> WHAT TO DO: In the records below, which lines include "name"? Copy them.

(Extracted data entries)
================

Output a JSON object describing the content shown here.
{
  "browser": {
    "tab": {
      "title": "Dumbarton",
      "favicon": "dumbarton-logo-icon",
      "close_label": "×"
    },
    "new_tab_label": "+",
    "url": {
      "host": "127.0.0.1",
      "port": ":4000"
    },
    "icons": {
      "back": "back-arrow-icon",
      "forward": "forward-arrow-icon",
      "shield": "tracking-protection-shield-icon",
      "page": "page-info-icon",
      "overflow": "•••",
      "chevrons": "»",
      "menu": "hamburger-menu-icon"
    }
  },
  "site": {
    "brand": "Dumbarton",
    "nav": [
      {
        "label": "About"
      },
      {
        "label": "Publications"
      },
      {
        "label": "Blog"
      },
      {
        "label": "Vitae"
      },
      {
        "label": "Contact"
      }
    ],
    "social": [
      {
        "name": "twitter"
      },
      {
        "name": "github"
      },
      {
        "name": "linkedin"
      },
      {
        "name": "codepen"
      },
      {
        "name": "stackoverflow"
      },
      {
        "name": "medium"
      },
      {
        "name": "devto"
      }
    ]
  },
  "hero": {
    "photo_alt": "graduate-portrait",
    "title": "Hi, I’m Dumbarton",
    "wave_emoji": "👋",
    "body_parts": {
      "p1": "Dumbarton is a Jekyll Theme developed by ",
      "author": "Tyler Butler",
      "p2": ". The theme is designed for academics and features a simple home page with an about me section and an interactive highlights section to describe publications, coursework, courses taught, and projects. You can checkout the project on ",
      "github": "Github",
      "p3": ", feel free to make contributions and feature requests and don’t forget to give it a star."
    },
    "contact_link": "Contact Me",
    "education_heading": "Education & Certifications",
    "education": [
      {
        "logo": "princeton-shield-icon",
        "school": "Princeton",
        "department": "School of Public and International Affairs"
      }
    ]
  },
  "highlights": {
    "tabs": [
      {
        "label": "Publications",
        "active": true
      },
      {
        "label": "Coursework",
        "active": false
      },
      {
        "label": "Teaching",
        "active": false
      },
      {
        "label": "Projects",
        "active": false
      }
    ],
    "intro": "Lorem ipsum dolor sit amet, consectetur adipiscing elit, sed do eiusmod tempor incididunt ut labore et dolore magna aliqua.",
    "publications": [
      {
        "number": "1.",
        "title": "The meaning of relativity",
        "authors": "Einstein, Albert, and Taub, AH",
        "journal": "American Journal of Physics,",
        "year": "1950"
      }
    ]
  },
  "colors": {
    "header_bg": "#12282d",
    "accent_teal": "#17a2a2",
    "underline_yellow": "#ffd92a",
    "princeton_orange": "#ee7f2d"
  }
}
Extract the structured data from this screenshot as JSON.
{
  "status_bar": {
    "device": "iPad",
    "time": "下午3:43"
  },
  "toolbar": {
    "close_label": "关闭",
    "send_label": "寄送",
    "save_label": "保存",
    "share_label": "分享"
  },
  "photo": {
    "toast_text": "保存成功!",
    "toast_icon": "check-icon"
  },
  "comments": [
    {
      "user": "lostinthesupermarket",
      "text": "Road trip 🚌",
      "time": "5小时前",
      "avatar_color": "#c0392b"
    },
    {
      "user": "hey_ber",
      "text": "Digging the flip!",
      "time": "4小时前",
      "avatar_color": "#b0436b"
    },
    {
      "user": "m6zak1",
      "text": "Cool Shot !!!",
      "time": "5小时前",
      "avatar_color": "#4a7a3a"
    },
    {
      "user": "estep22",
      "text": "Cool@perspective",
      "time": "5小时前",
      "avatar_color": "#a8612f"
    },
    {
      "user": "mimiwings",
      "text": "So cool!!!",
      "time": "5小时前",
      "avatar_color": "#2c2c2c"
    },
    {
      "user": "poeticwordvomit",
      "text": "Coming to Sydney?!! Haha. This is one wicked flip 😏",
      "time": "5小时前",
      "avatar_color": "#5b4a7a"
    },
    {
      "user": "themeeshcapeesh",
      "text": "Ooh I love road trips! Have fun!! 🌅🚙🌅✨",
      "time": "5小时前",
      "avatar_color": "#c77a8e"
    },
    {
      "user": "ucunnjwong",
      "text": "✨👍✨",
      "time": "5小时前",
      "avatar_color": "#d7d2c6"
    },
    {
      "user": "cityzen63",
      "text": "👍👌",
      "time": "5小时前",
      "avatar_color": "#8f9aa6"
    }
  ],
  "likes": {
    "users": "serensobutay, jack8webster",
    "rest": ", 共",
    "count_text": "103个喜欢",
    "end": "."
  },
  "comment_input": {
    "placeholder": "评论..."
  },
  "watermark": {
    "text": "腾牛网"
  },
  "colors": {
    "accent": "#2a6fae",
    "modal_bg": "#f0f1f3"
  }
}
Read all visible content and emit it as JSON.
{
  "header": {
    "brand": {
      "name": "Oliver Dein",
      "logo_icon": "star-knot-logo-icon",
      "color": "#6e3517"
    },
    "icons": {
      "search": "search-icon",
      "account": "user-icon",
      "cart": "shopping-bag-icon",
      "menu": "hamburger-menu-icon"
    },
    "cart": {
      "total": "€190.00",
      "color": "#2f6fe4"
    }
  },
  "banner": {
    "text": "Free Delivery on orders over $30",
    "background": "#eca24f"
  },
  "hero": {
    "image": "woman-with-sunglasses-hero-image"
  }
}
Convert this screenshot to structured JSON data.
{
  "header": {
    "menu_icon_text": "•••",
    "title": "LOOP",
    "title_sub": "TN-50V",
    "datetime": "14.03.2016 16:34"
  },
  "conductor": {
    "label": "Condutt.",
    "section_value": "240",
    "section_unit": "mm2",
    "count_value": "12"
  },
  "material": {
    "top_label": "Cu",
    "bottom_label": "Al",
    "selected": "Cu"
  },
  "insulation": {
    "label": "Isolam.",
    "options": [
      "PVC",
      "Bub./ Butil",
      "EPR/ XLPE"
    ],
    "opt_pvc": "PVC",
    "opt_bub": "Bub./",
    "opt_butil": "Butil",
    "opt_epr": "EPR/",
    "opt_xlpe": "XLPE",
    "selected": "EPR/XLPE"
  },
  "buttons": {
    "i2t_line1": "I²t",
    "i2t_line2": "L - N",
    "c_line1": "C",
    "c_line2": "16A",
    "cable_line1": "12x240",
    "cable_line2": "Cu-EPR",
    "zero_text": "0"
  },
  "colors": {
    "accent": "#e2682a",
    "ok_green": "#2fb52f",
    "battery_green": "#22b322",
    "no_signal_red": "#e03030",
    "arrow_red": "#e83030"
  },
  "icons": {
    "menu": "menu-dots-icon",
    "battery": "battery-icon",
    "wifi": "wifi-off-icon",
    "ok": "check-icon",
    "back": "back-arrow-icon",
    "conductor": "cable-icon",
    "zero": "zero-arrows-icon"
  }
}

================

> TASK RESPONSE:
        "name": "twitter"
        "name": "github"
        "name": "linkedin"
        "name": "codepen"
        "name": "stackoverflow"
        "name": "medium"
        "name": "devto"
      "name": "Oliver Dein",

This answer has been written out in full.